I really don’t eat much differently during the holiday season than I do the rest of the year. So when I think about how to approach the holidays, I think about what I normally do and then add a few extra ideas that help address the special challenges we face during the holiday period.
First of all, there is no food that is considered forbidden. Since there are a lot more opportunities to eat delicious, tempting foods during the holiday season, negotiating this philosophy takes a little more mindfulness than usual. To help, when you get to a large buffet of food at a party, survey the possible choices and take small amounts of the food that you really want. Let yourself really savor and enjoy them. If the foods you have chosen are in the “higher than normal calorie range” (you know which ones those are without a calorie counter), then make sure to fill the rest of your plate with healthy choices like raw vegetables (e.g. carrots, broccoli, cauliflower, celery sticks) and fresh fruits. These little munchies can fill the need to be eating during a party.
Oh, and don’t forget, you don’t have to eat everything on your plate. Most of us are in the “clean your plate” club, but we can learn that we don’t have to do this. In fact, you might want to eat and then put your plate down for good for the rest of the evening. The continual grazing through the afternoon or the night of a party can really add up.
Drinking water is always good advice, but particularly when you are in a party setting. Drinking water can help you feel full quicker and you won’t be as tempted to overeat. If you drink alcohol, have a glass of water first and in between drinks. Try to limit yourself to one or two drinks and then switch over to water for the rest of the night.
Don’t forget that there might be some extra emotions to deal with during the holiday season. Unfortunately, during a time when there is so much emphasis on joy and good cheer there are many people who really feel lonely and depressed. Be aware that these emotions might creep up on you and find other ways of dealing with the emotions besides food. Sit down and make a list of things you might do instead of eating. You might call a friend to go for a walk, see a happy movie, or update your phone book and call someone you haven’t talked to in a while—they might be feeling lonely too.

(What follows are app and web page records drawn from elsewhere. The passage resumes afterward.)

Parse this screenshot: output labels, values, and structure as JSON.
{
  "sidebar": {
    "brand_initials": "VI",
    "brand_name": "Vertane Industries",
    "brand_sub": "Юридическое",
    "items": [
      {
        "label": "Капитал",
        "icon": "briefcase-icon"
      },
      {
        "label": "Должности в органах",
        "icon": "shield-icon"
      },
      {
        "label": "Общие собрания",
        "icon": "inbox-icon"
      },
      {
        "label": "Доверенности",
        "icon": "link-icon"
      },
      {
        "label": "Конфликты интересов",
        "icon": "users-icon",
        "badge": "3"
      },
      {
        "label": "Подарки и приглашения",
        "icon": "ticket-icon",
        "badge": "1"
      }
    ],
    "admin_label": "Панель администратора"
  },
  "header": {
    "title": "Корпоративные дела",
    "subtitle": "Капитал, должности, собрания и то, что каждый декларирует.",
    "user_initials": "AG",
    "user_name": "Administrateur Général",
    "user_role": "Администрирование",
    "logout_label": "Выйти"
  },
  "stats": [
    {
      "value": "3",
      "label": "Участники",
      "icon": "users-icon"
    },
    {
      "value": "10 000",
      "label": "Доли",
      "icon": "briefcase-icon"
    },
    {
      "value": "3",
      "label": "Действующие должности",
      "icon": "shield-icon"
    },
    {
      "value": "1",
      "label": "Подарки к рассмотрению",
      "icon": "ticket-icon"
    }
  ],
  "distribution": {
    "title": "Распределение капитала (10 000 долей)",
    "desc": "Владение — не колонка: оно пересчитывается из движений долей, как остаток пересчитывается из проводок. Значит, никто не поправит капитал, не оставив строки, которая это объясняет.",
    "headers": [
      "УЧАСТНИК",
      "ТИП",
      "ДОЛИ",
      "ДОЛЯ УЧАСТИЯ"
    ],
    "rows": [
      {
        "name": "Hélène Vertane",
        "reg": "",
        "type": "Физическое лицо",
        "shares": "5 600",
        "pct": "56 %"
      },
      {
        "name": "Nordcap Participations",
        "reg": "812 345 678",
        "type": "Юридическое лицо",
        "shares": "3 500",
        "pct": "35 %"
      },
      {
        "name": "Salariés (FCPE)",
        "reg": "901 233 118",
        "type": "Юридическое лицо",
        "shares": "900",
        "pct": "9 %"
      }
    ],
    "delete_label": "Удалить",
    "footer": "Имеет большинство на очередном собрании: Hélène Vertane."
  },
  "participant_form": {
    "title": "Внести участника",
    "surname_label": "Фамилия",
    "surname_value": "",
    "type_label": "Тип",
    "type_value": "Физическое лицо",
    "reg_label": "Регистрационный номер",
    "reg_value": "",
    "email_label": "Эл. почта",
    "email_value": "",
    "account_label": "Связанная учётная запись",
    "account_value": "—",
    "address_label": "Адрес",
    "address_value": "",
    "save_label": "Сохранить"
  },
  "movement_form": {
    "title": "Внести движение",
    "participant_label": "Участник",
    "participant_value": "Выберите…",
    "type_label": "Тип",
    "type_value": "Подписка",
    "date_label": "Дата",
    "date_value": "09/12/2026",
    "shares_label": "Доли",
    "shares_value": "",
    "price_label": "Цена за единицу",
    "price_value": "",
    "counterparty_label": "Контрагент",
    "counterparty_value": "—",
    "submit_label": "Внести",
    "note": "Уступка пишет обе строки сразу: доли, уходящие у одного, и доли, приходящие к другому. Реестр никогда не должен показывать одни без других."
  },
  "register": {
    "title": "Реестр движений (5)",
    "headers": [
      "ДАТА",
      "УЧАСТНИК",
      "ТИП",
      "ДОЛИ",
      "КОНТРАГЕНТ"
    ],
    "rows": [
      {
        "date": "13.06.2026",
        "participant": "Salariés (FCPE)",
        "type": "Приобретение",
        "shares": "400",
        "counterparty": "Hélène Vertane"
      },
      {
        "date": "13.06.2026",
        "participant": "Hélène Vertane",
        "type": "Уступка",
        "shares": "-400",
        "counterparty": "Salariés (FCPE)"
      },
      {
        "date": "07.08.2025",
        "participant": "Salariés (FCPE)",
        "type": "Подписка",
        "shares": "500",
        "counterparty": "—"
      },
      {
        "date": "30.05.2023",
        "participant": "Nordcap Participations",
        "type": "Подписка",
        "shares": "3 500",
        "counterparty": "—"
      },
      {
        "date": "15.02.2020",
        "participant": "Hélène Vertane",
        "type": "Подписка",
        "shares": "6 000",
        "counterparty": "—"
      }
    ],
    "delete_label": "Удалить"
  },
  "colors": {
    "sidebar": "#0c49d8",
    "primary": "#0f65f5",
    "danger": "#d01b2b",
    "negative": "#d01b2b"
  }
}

Try to keep active. With so many activities that we have planned and with the weather not being as nice, exercise and movement might fall to the wayside. This is not the time to stop. If anything, now is the time to set your intention to keep up with some activity to keep the body moving. It will both keep your mood up and burn off those few extra calories that you might consume.
My last advice to you is to “enjoy!” Whatever it is that you decide to eat or decide not eat, try to bring an attitude of gratefulness and contentment to bear as we finish out the rest of 2010. We made it through! It’s good to celebrate our good fortune.